As there was no stand alone key study which could fulfil the requirements of the endpoint available, a weight of evidence approach was taken to determine the biodegradation potential of the test substance in water using the collective conclusions of the  available data.

Key value for chemical safety assessment

Biodegradation in water:
readily biodegradable

Additional information

Reference: Herbert, M. (1975)

Reliability: 2

Results: The report concludes that Ann Arbor waste water bacteria are capable of biodegrading Na+TBP in the proper media. This media being Ann Arbor raw sewage which contains basically 99.5% water and domestic waste. In an enriched culture media, where other nutrients have been added, Na+TBP is not biodegraded significantly. It is postulated that bacteria will degrade Na+TBP significantly only when there is a scarcity of other nutrients present.

As the report text does not specify the % removal of the test material in the 4 cultures tested, and the data plot for the second culture (described above in detail; 53 ppm test material in 500 ml of non-diluted raw sewage) is missing from the end of the report, it cannot be determined from this study alone whether the degradation of the test material observed was due to inherent or ready biodegradation.

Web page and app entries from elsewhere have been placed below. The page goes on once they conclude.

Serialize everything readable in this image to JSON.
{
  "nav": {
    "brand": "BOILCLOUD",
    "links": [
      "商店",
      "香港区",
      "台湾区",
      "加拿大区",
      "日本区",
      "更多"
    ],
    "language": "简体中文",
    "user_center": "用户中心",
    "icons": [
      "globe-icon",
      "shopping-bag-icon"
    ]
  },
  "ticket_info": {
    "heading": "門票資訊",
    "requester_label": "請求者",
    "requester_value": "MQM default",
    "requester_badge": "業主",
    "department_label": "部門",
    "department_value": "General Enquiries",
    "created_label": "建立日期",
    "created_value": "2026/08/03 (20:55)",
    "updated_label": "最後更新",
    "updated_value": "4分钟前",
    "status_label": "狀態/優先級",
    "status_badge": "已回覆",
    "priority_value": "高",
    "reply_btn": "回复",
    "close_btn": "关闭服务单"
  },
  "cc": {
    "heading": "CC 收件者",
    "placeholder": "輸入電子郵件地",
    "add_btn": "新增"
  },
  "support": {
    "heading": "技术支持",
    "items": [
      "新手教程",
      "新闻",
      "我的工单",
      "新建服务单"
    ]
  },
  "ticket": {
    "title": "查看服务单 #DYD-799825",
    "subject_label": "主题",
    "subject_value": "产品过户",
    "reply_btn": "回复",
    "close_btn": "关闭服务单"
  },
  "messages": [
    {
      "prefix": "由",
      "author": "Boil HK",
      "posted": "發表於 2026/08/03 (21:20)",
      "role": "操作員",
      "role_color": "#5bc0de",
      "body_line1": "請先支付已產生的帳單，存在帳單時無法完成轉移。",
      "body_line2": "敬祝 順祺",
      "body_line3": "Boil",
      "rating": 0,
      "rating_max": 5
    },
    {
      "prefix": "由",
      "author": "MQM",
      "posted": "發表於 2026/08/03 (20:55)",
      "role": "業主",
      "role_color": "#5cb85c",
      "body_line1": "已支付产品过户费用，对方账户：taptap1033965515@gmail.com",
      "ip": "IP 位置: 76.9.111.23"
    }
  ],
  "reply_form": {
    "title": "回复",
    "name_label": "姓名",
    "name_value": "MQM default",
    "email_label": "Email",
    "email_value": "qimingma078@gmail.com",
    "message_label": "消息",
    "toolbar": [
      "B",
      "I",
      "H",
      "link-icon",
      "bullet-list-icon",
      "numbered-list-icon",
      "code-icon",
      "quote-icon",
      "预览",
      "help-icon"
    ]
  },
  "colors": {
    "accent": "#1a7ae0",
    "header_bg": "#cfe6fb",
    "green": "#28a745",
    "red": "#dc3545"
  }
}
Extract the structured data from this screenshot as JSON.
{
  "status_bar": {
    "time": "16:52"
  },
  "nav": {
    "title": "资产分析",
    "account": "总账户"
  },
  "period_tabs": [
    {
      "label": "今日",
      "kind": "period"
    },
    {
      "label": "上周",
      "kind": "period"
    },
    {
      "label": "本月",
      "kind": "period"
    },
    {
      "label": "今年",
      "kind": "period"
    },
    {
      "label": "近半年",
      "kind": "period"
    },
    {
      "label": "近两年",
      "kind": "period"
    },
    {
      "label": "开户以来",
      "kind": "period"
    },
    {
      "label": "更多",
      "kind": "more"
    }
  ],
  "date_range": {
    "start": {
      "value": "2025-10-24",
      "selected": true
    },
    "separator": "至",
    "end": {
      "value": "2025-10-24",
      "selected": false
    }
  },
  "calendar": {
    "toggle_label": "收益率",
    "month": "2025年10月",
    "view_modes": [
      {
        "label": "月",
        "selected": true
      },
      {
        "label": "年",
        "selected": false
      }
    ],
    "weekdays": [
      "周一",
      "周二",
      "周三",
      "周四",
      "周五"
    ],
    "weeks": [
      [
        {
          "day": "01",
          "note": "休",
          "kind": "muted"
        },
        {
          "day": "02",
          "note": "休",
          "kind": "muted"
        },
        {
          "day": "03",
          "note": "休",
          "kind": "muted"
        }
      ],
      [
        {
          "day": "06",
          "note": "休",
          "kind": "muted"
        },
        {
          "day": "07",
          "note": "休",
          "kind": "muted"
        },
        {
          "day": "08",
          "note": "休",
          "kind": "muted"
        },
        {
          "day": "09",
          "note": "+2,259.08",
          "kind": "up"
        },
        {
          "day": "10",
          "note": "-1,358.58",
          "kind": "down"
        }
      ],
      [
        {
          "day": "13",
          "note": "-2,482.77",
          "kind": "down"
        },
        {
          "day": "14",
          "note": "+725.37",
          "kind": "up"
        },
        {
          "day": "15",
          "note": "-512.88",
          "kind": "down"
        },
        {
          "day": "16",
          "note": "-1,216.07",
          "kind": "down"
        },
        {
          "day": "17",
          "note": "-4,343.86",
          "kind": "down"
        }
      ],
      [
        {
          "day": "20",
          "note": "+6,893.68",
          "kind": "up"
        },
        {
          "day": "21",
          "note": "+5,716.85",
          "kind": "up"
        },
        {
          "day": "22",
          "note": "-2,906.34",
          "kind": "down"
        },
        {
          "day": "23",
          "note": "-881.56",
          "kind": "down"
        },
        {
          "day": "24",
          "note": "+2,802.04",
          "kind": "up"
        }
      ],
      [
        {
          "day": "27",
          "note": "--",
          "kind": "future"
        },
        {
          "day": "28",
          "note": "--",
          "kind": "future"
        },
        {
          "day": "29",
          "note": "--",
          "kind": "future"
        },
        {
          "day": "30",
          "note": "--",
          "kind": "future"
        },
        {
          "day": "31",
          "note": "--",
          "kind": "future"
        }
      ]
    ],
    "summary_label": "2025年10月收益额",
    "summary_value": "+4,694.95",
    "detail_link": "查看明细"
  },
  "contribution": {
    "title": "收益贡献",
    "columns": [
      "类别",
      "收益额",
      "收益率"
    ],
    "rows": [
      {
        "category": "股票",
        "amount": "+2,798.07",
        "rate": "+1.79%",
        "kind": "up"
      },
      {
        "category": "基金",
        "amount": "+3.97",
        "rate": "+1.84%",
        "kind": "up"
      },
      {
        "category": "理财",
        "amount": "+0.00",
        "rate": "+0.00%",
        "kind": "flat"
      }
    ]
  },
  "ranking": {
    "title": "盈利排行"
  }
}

Reference: Herbert, M. (1976)

Reliability: 3

Results: Although the conclusions drawn from the summary are "under test conditions no biodegradation observed”, this lack of biodegradation was attributed to the other materials in the waste water which the bacteria preferentially employ as a food source.


Reference: Steward, C.C. et al. (1995)

Reliability: 2

Results: Under research-specific conditions the substance is readily biodegradable. Rapid (36 hours degradation of 2,4,6-tribromophenol (via a reductive debromination process with transformation to 4-bromophenol) was observed in enriched cultures of bacteria isolated from a marine sediment. Although this degradation rate may only be applicable to these specific conditions, and may not be representative of environmental systems it is important to note that the aim of the study was to isolate bacteria from marine sediment capable of degrading the test material, which was successfully achieved.


Reference: Abrahammson, K. and Klick, S. (1991)

Reliability: 2

Results: Rapid debromination of 2,4,6-tribromophenol, was observed at 6, 20, and 30 °C in two of the sediments used in the test (degraded within "a few days"). In the third sediment, the degradation was slow (however the rate was not specified). 2,6-dibromophenol was observed as a degradation product, which subsequently disappeared similarly. Although there is variation between in the ability of the different sediments in biodegrading the test substance, degradation was noted in all three of the cultures employed in this test.


Although, no one defining study was available to assess the potential for ready biodegradation of the test substance, it can be reasonably concluded that the test material is readily biodegradable in both freshwater and marine conditions.